You would be hard pressed to find an economist who would argue against the merits of fiscal responsibility and controlling government debt. This is why it was so hard to believe the government’s rationale for a public sector wage freeze when it is already pouring upwards of NZ$50 billion into the economy in response to COVID-19.
But fiscal responsibility and the need for “moderation and restraint” were indeed the justifications for the proposed three-year freeze – or “restraint” – on public sector wages over $60,000 (except in exceptional circumstances).
Responding to pressure from public sector unions and workers, the government has suggested routine step-based pay increases could be applied more widely, the policy could be reviewed a year earlier and cost-of-living increases accounted for.
On the face of it, however, the policy would adversely affect approximately 75% of public sector workers, or about 15% of all workers in New Zealand.
Meanwhile, the vast fiscal stimulus package in response to the pandemic has helped keep businesses alive and workers in jobs. It has also driven up New Zealand’s debt-to-GDP ratio and is hardly the work of ideological slaves to fiscal responsibility.
At some stage the public debt will need to be paid off by increasing taxes and/or reducing government spending. But nobody would argue the economy is out of the woods yet, so the public sector wage policy was something of a mystery.
Reducing the real incomes of 15% of the labour force would have a significant negative impact on spending. This, in turn, would work to counteract the benefits of the stimulus spending in the first place.
It would also likely have other unpleasant consequences once those affected made their own decisions in response to their changed circumstances.
Labour market realities
The government has signalled its proposed wage restraint was part of a bigger drive to increase the relative well-being of those on lower wages and improve the lives of poor and disadvantaged Kiwis.
As part of this, the minimum wage has increased by 30% over the past four years. But while this has undoubtedly gone some way to raising the standard of living of those on low wages, relative to those on higher wages the gains are likely to be offset by other forces.
The labour market works in mysterious ways to ensure people who create more value get paid more. Workers are compensated for their education and training, experience, skills and the level of responsibility required in their roles.
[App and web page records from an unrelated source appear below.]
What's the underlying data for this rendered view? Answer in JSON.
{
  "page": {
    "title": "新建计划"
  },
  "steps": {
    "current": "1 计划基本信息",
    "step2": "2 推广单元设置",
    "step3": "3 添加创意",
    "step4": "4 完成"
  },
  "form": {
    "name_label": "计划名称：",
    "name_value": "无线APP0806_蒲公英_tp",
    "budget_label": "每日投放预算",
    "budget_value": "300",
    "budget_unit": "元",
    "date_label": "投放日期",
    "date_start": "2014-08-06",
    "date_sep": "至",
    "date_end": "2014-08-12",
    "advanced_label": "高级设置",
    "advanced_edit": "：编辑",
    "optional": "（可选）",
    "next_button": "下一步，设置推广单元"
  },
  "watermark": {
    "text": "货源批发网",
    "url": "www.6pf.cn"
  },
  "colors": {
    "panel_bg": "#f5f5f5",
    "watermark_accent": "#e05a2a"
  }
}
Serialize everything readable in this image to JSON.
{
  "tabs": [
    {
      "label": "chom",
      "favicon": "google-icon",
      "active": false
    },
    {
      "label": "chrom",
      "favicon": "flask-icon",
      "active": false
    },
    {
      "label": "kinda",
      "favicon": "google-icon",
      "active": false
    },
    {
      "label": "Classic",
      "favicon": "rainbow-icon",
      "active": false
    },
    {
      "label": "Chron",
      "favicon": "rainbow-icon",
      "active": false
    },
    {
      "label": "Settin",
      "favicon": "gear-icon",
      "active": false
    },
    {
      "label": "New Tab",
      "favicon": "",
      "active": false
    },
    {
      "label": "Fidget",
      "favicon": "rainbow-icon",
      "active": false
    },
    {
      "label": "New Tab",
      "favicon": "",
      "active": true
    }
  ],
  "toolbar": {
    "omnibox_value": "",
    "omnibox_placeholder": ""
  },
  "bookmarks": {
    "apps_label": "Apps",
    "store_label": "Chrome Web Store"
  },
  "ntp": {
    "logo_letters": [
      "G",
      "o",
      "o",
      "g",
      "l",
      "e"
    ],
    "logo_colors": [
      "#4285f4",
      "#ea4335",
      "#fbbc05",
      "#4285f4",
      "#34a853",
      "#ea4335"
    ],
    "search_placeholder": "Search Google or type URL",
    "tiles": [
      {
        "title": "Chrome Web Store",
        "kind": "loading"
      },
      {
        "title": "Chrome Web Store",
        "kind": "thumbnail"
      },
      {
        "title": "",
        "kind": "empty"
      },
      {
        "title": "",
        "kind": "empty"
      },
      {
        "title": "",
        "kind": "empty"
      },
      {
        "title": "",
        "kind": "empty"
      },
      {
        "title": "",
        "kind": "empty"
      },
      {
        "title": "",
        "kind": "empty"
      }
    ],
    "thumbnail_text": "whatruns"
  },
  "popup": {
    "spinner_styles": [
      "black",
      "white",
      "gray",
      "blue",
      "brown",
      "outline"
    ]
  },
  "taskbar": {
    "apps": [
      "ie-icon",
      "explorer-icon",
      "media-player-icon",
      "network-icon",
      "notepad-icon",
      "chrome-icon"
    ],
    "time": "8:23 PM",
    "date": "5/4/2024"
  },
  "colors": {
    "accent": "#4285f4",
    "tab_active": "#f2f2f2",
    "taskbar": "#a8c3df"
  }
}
When workers with minimal training and experience get a pay rise, others in the same organisation are also likely to demand an increase to recognise their training and experience.
But if everyone’s wages go up, and if the overall productivity of the economy is not growing at the same pace, there is inflationary pressure and the higher wage may not increase workers’ purchasing power by much.
Minimum wage increases also tend to restrain employment because fewer employers can afford to hire. The potential for inflation and unemployment reduces the ability of minimum wage increases to lift people out of poverty.
Arguably, then, the government has opted to improve the relative lot of those on low incomes by suppressing the incomes of those who are doing better.
In other words, when you don’t like how the market works, manipulate it. But if you do, you should be prepared for it to bite back.
The real message of a pay freeze
Tampering with the workings of a market can lead to unintended consequences. In this case, they will probably be due to the actions of those most affected.
The police officers, teachers, nurses and other public servants whose wages are on hold will now make decisions about their employment they deem best for themselves and their families. In doing so, they will simply be responding to the incentives created by the government’s policy.
How have the incentives changed? You need only ask how you might react if your pay had just been reduced relative to what you could be paid in the private sector or in the equivalent job overseas.
It shouldn’t come as a shock that some will look for better opportunities outside New Zealand’s public sector. What’s more, school leavers and others contemplating a public sector career may choose alternatives.
All of this will worsen the public sector skill shortage. And the underlying productivity of the economy will be compromised.
There are alternatives
There’s no denying the government has to make tough decisions to get us out of the fiscal hole COVID-19 dropped us in. But instead of manipulating the labour market, maybe the answers lie elsewhere.
Rather than freezing or restraining wages, the government could encourage more people to invest in the education and training that will increase their productivity and, in turn, allow them to earn higher wages.
To make sure the momentum continues, it’s important that investment in education bares a return, which should happen if the labour market is left to do its job. As a bonus, the increase in the productivity of the workforce will lift the well-being of everyone.
- ^ upwards of NZ$50 billion (www.treasury.govt.nz)
- ^ moderation and restraint (www.stuff.co.nz)
- ^ restraint (www.stuff.co.nz)
- ^ suggested (www.stuff.co.nz)
- ^ debt-to-GDP ratio (www.newshub.co.nz)
- ^ signalled (www.nzherald.co.nz)
- ^ increased by 30% (www.rnz.co.nz)
- ^ Why NZ’s public sector wage freeze ignores the lessons of history (theconversation.com)
- ^ If New Zealand can radically reform its health system, why not do the same for welfare? (theconversation.com)
- ^ Targeted Training and Apprenticeships Fund (www.careers.govt.nz)
- ^ good uptake (www.tec.govt.nz)
- ^ Why now would be a good time for the Reserve Bank of New Zealand to publish stress test results for individual banks (theconversation.com)
Authors: Laura Meriluoto, Associate Professor of Economics, University of Canterbury